Alexander Rosu-Finsen, Christoph Salzmann

This newly discovered ice has a density similar, if not equal, to that of liquid water. So the form conceived by Salzmann’s team — dubbed medium-density amorphous ice (MDA) — could sit neatly between the other two forms. “I can only assume that they never expected to see this medium-density ice,” Anders Nilsson, a physicist at Stockholm University who was not involved in the recent study, tells Inverse.

Only, the entire scheme may not actually be neat at all. No one knows how MDA’s formation relates to LDA or HDA, if at all. What’s more, computer analysis and modeling of MDA’s properties suggest that its structure is very similar to liquid water, hinting at a link that scientists haven’t uncovered yet. It’s possible that MDA essentially retains the messy atomic order of the water it formed from.

“I haven’t got a clue at the moment,” says Salzmann.

Why it matters

On Earth, surrounded by delicate snow and iced drinks, it’s easy to assume that most solid water resembles the ice we’re all familiar with. But the vast majority of the Universe is extremely cold and lacks an atmosphere.

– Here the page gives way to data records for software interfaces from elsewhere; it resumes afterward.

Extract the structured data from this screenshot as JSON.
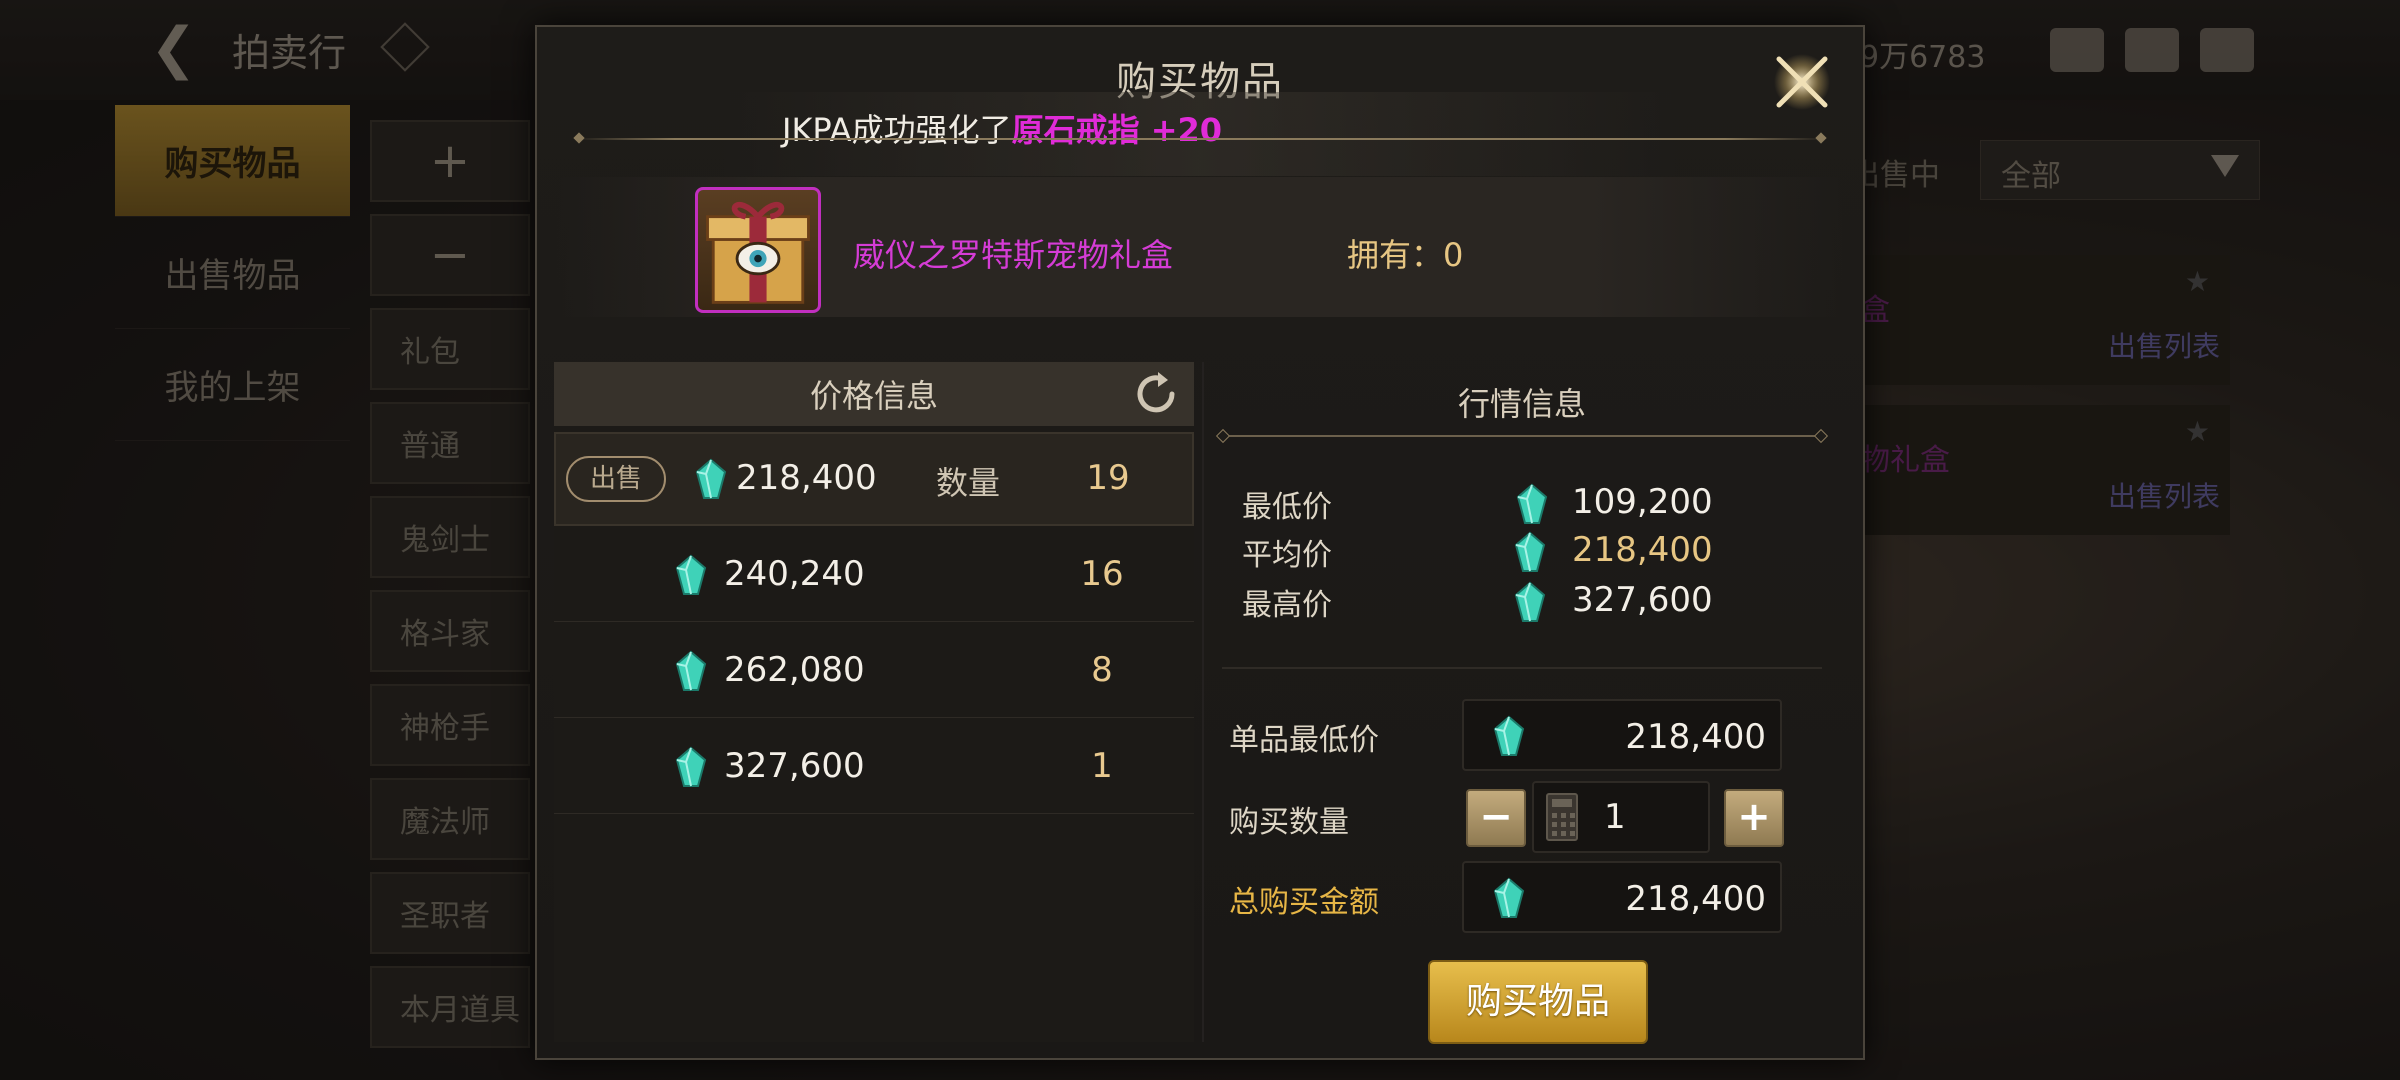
{
  "background": {
    "title": "拍卖行",
    "currency": "9万6783",
    "left_tabs": [
      "购买物品",
      "出售物品",
      "我的上架"
    ],
    "categories": [
      "+",
      "−",
      "礼包",
      "普通",
      "鬼剑士",
      "格斗家",
      "神枪手",
      "魔法师",
      "圣职者",
      "本月道具"
    ],
    "filter_label": "出售中",
    "filter_value": "全部",
    "rows": [
      {
        "name": "盒",
        "link": "出售列表"
      },
      {
        "name": "物礼盒",
        "link": "出售列表"
      }
    ]
  },
  "modal": {
    "title": "购买物品",
    "ticker_prefix": "JKPA成功强化了",
    "ticker_highlight": "原石戒指 +20",
    "item_name": "威仪之罗特斯宠物礼盒",
    "owned": "拥有：0"
  },
  "price_info": {
    "header": "价格信息",
    "sell_tag": "出售",
    "qty_label": "数量",
    "rows": [
      {
        "price": "218,400",
        "qty": "19"
      },
      {
        "price": "240,240",
        "qty": "16"
      },
      {
        "price": "262,080",
        "qty": "8"
      },
      {
        "price": "327,600",
        "qty": "1"
      }
    ]
  },
  "market_info": {
    "header": "行情信息",
    "min_label": "最低价",
    "min_value": "109,200",
    "avg_label": "平均价",
    "avg_value": "218,400",
    "max_label": "最高价",
    "max_value": "327,600"
  },
  "purchase": {
    "unit_min_label": "单品最低价",
    "unit_min_value": "218,400",
    "qty_label": "购买数量",
    "qty_value": "1",
    "minus": "−",
    "plus": "+",
    "total_label": "总购买金额",
    "total_value": "218,400",
    "buy_button": "购买物品"
  },
  "colors": {
    "gem": "#3fd2b8",
    "accent_gold": "#e7b646",
    "item_rarity": "#d53cd6"
  }
}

In those conditions, when water molecules coalesce around grains of cosmic dust, they settle as LDA. This means that the vast majority of the Universe’s water is probably amorphous. If that’s the case, we might find MDA somewhere out there in space.

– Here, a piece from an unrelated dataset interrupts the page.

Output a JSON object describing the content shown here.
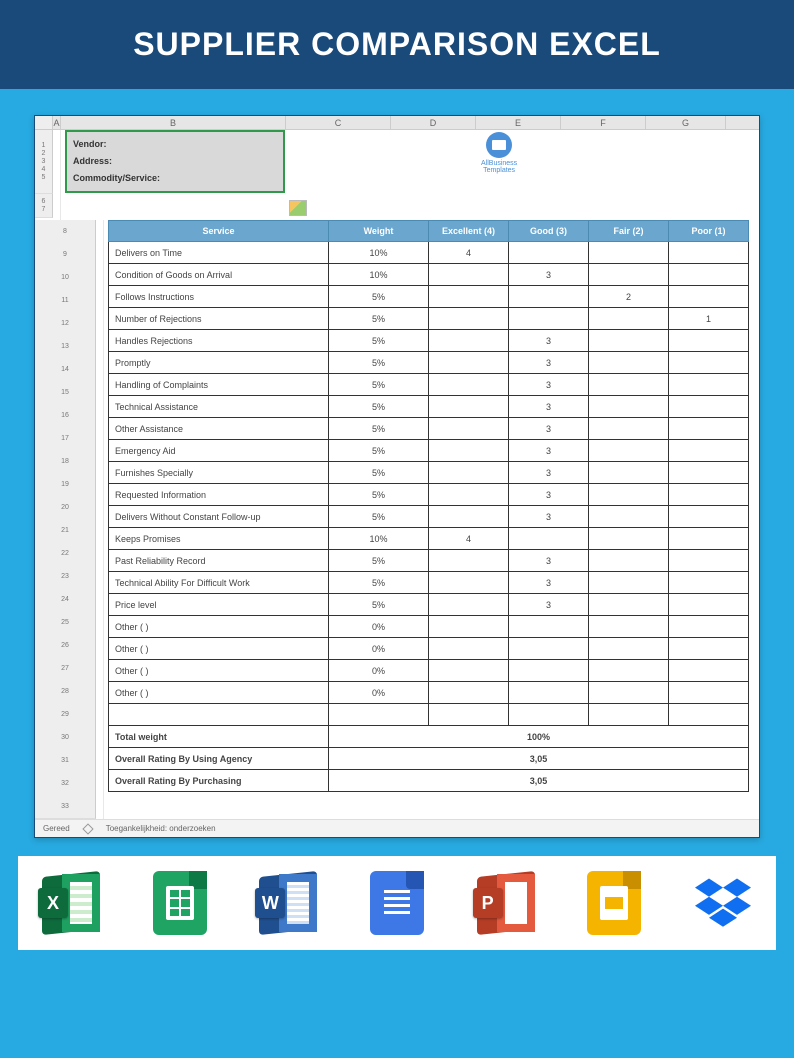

MDA may be discovered among the Solar System’s icy moons, including Europa.

NASA/JPL-Caltech/SETI Institute

Take the icy moons of the Solar System: for instance, Europa, Ganymede, and Callisto, all of which orbit Jupiter. The gas giant’s formidable gravity might tear at those moons’ ice with shearing forces similar to the inside of a ball mill. Salzmann speculates that MDA may hide somewhere within those far-off worlds.

“Since it’s not been discovered before, it’s probably not that easy to form this particular amorphous ice,” Nilsson says. “So you probably need to have these additional forces on it that the ball milling generated.”

What’s next

More tests are in order — for instance, examining MDA through an electron microscope, according to Salzmann. Nilsson also thinks the team should probe it with the high-powered X-rays from a synchrotron for more insight into the strange ice’s structure.

If MDA does exist in the Solar System’s moons, it would probably occur in close combination with minerals and other materials. Salzmann says the authors plan to add in other substances and see if any make a mark on MDA’s creation.

Meanwhile, in April, the European Space Agency’s JUICE mission will take off for a tour of Jupiter’s moons. Next year, NASA’s Europa Clipper will head up to join it. When both probes reach their destinations around 2030, scientists may encounter a golden opportunity to seek out MDA on distant moons.